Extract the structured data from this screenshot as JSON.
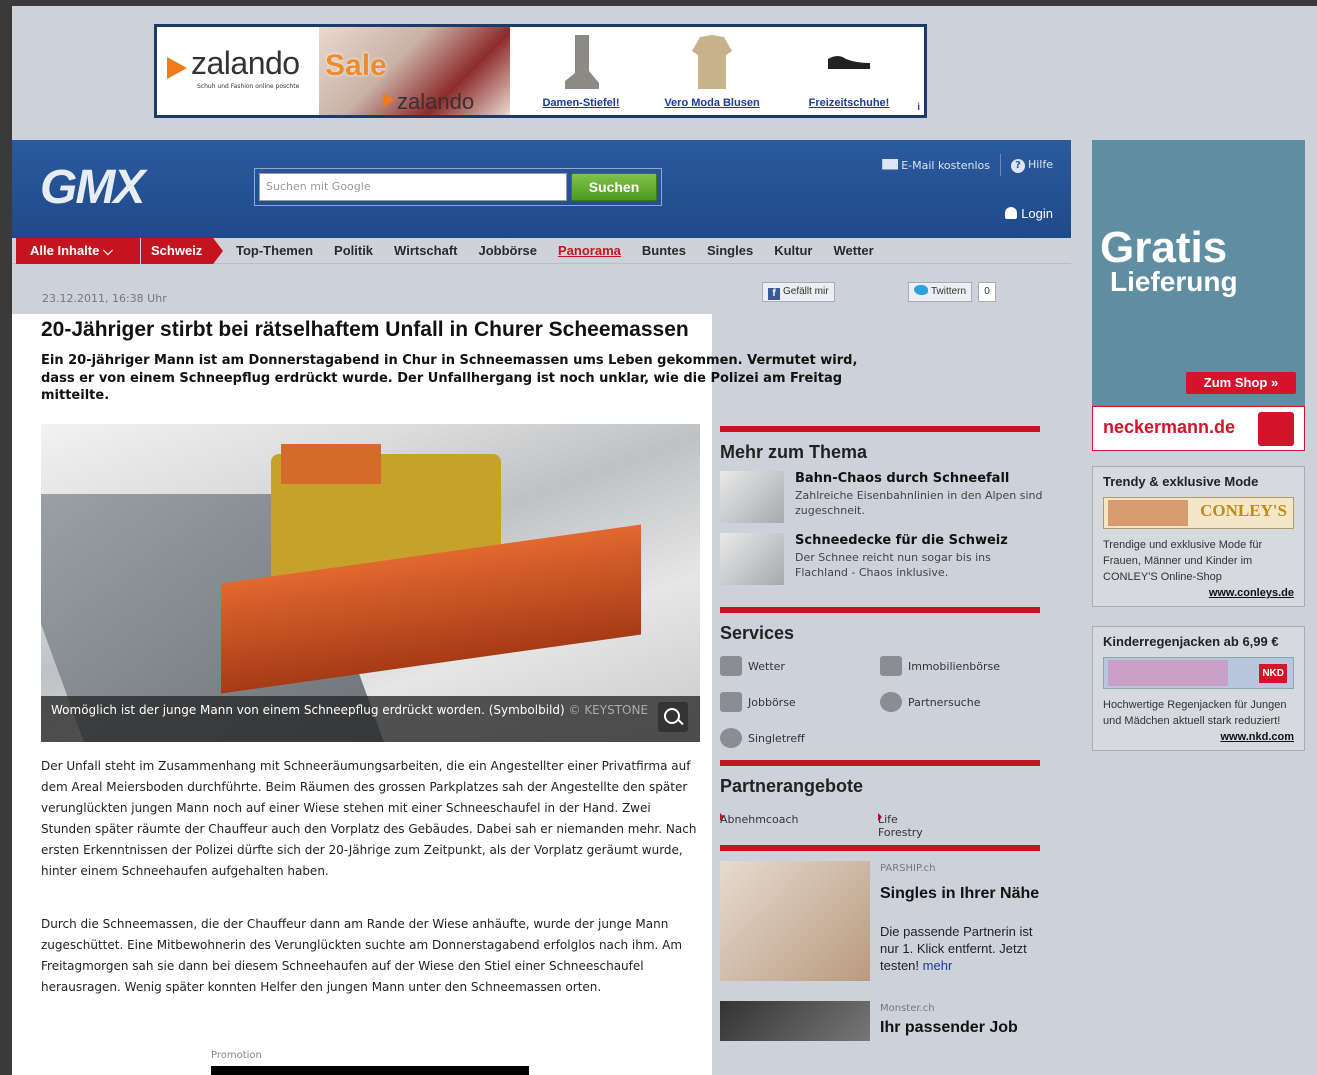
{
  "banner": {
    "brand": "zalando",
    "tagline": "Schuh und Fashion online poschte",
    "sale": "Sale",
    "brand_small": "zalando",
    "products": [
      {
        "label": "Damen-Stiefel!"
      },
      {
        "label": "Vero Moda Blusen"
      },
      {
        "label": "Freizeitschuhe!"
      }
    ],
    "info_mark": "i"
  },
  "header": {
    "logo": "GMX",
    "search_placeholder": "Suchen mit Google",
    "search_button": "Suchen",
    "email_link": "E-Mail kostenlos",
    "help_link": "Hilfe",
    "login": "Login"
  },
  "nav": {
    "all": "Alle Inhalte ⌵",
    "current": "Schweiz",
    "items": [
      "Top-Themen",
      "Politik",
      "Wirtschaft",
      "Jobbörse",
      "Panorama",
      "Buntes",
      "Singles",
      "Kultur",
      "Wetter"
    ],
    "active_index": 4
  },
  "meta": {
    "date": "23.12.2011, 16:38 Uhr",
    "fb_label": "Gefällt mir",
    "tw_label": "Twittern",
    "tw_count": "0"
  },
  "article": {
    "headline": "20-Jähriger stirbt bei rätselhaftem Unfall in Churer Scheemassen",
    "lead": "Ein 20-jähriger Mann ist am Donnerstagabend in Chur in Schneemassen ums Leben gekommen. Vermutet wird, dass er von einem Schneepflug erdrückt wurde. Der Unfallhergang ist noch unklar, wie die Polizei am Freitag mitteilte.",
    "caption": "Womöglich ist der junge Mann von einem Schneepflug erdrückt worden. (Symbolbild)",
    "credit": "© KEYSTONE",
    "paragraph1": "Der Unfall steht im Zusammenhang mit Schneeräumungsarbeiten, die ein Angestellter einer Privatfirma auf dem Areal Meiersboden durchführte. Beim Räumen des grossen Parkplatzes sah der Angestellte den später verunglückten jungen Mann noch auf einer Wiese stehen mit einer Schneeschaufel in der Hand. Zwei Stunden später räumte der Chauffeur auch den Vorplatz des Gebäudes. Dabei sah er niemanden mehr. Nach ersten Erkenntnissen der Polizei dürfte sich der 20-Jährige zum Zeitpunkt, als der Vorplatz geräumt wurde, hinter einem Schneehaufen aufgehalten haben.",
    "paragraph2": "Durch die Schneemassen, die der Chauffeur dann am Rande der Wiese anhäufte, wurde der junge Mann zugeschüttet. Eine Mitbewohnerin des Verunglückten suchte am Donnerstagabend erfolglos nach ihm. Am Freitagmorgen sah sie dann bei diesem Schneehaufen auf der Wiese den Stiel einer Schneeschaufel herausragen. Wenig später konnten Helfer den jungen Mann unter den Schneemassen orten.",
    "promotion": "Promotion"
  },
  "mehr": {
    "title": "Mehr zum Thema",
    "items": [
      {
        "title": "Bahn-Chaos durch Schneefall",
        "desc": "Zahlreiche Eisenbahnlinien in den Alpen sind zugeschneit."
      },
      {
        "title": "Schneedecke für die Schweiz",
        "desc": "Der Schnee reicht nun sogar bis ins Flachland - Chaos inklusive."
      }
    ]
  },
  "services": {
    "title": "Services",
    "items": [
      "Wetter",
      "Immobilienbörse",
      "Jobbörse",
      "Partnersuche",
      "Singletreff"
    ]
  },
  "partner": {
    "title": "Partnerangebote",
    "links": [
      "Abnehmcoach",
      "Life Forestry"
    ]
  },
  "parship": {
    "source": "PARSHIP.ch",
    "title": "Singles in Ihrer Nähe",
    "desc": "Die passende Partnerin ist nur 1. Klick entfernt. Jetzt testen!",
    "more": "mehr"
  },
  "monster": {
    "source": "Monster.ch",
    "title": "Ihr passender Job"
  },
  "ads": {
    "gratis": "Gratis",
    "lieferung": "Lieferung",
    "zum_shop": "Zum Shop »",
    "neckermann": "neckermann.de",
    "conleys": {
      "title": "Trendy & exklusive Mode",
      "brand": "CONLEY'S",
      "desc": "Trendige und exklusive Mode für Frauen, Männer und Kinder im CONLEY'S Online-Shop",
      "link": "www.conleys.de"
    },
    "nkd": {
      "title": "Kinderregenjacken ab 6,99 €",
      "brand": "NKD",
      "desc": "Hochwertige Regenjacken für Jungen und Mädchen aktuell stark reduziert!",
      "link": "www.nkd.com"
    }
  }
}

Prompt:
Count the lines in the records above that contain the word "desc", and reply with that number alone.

Finished exercise:
5